“We will make electricity so cheap that only the rich will burn candles.”
Thomas Edison, 1879
Ah, Thomas Edison, that paragon of hard work and genius. Electric lights had been experimented with since 1802. Making a commercially viable light bulb however, eluded the numerous scientists working on the problem until Edison succeeded. This was the type of problem that Edison excelled at: one that required a bit of inspiration and a large amount of perspiration.
Beginning in 1878 Edison began work on a commercially viable incandescent electric lamp. He decided that for indoor home use the light source had to operate on low voltage. The idea of running current through a vacuum tube to produce light had been around for decades. With improved pumping equipment Edison was able to make a better vacuum tube, and then his research centered on a long lasting filament. Edison spoke about the process in 1890:
I speak without exaggeration when I say that I have constructed 3,000 different theories in connection with the electric light, each one of them reasonable and apparently likely to be true. Yet only in two cases did my experiments prove the truth of my theory. My chief difficulty was in constructing the carbon filament. . . . Every quarter of the globe was ransacked by my agents, and all sorts of the queerest materials used, until finally the shred of bamboo, now utilized by us, was settled upon.
Carbonized bamboo filaments would burn for 1200 hours. A new age of light commenced.
Patent battles were inevitable with so many other inventors working on the light bulb. Edison, ever the shrewd businessman, prevailed with a mixture of legal fights, purchasing patents, going into joint ventures with competitors, and buying other competitors out. Edison’s business skills were as brilliant as his light bulb.
Hattip to Allahpundit at Hot Air. My unexpected legislative hero, pro-life Senator Rand Paul of Kentucky, was magnificent yesterday:
“You’re really anti-choice on every other consumer item that you’ve listed here, including light bulbs, refrigerators, toilets – you name it, you can’t go around your house without being told what to buy. You restrict my choices, you don’t care about my choices,” Paul said to her. “You don’t care about the consumer frankly. You raise the cost of all the items with your rules, all your notions that you know what’s best for me.”

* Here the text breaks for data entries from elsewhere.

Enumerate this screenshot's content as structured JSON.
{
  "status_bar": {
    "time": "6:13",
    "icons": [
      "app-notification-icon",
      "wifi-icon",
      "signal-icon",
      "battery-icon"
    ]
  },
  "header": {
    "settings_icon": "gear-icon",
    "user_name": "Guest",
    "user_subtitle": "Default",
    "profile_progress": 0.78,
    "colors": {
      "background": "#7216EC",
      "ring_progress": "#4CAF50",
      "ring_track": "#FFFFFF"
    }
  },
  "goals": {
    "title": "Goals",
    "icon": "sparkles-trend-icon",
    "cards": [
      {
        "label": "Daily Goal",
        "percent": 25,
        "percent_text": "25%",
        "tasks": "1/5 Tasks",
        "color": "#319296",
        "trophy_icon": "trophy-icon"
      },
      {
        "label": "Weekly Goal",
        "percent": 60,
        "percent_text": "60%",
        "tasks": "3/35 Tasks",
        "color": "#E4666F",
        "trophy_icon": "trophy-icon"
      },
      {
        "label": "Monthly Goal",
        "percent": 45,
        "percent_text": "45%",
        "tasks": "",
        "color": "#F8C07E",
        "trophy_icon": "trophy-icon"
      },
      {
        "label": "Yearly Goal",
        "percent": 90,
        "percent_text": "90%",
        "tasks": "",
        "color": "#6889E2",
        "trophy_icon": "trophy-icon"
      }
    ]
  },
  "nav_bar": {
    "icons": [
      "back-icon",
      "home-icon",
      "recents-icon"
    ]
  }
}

Frankly, my toilets don’t work in my house. And I blame you and people like you who want to tell me what I can install in my house, what I can do. You restrict my choices. There is hypocrisy that goes on when people claim to believe in some choices but don’t want to let the consumer decide what they can buy and put in their houses. I find it insulting. I find it insulting that a lot of these products that you’re going to make us buy and you won’t let us buy what we want to buy and you take away our choices.” Continue Reading